Compassion is the heart of sustainable service. Literally translated ‘suffering with’, compassion goes beyond feeling another’s suffering to actively mitigating it. Codependence has been defined as ‘the dis-ease of the lost self’. It becomes problematic when we consciously or subconsciously seek something outside as a way to sidestep looking inside. The line between the two can be fuzzy and confusing. When service or activism comes from codependence it becomes what Buddhist teacher Chogyam Trungpa calls ‘Idiot Compassion’ or compassion with neurosis. Even though good intentions may be at its core, compassion steeped in codependence becomes unskillful and ultimately damaging.
True compassion balances concern and wisdom.
When we find ourselves trying to fix another person or needing to help for our own sense of identity – it’s codependence not compassion. Buddhist teacher Jack Kornfield stresses that true compassion only comes through deep self-acceptance.
This session explores codependence, compassion and self-acceptance. Topics include:
- Cultural and individual samskara (patterns) of codependency
- How martyrdom, resentment, fixing and burnout can be signs of codependence
- The drama triangle: victim, perpetrator, rescuer

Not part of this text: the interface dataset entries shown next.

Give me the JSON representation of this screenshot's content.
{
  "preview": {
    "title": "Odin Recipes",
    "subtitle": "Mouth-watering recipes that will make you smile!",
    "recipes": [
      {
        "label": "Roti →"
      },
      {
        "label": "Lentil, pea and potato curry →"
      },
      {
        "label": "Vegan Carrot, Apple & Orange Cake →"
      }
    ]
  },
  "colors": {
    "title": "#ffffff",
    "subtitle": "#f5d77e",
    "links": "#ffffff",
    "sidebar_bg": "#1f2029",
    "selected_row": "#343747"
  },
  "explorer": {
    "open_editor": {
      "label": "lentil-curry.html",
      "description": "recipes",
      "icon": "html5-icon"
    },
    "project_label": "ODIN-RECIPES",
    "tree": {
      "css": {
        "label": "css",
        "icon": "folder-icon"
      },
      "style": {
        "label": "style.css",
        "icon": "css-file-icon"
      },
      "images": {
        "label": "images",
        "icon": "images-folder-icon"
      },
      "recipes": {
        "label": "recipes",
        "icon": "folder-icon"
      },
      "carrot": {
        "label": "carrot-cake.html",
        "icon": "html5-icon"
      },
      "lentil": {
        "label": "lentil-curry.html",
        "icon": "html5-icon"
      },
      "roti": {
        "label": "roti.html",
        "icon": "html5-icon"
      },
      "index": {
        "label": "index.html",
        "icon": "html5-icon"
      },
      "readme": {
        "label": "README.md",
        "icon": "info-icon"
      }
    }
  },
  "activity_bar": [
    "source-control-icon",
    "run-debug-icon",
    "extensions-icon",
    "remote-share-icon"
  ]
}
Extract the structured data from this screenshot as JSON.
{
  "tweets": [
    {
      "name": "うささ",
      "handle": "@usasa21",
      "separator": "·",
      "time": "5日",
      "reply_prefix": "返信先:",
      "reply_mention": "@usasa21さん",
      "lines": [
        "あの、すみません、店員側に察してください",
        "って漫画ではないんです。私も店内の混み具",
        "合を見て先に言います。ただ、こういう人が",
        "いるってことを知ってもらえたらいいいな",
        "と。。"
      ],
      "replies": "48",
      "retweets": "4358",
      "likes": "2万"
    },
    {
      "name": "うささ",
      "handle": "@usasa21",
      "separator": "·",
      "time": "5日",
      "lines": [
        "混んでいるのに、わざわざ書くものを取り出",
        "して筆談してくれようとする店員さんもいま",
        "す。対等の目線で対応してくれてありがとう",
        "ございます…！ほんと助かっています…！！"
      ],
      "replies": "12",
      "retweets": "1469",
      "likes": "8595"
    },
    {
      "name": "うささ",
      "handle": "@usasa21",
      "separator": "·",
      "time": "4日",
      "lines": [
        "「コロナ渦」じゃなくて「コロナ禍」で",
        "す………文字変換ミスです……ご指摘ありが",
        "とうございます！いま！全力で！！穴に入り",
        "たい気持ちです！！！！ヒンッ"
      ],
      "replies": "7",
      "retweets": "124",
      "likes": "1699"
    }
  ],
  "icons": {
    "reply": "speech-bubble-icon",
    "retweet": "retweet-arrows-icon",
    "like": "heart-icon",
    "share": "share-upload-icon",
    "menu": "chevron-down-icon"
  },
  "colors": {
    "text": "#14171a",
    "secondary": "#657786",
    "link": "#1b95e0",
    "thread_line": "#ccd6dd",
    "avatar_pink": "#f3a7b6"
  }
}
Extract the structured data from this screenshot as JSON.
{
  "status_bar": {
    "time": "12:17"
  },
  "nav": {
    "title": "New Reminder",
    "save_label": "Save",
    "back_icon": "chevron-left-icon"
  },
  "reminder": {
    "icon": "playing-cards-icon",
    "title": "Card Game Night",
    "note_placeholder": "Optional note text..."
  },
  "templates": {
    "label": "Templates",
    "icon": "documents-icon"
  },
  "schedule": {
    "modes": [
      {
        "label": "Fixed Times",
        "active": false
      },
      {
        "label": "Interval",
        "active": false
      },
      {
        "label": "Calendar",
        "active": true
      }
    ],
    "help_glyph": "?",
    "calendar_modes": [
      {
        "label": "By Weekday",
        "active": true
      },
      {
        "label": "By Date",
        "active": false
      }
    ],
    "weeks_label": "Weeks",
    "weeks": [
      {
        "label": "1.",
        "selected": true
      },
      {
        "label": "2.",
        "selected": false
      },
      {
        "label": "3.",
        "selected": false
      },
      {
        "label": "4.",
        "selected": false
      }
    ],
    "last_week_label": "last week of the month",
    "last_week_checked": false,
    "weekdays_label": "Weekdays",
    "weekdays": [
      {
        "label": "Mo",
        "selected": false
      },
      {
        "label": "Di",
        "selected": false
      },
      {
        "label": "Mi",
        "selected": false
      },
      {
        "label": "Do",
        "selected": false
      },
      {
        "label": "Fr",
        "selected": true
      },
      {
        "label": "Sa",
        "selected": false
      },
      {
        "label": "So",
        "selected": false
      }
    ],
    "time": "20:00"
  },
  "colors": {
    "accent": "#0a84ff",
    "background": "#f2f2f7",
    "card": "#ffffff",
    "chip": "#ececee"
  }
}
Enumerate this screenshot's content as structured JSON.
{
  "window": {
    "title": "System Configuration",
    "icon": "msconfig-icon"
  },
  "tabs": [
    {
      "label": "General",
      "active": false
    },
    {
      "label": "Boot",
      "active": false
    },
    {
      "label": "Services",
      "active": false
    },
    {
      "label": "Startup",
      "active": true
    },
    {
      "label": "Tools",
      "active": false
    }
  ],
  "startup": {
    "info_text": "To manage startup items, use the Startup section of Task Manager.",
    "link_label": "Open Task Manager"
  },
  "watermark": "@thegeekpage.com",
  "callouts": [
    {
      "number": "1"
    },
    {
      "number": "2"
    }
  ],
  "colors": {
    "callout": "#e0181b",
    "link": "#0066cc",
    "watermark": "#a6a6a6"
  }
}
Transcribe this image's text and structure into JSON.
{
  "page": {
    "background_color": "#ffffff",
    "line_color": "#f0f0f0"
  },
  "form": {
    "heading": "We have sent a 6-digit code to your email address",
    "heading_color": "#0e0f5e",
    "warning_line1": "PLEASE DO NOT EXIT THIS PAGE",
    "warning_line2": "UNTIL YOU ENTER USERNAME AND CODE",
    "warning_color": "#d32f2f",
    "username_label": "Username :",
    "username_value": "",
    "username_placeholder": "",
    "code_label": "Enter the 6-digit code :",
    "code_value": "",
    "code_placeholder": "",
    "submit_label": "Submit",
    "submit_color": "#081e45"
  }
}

- Examining our motives
- The difference between interdependency and codependency
- The mechanics of transforming codependent behavior into authentic compassion and care
- Self reclamation as cornerstone of service
- Self-compassion: what it means and knowing when its present
- Setting healthy boundaries
- Having the courage to say ‘No’
When we are able to come alongside someone who is hurting or is in need and help them through supportive conversation, active listening, and suggestions (when they are wanted) we are acting compassionately. When we find ourselves trying to fix the other person’s problem or if we find ourselves needing to help the other person for our own sense of identity – then we are dealing with co-dependency.
$30 | $20 for Y12SR Leaders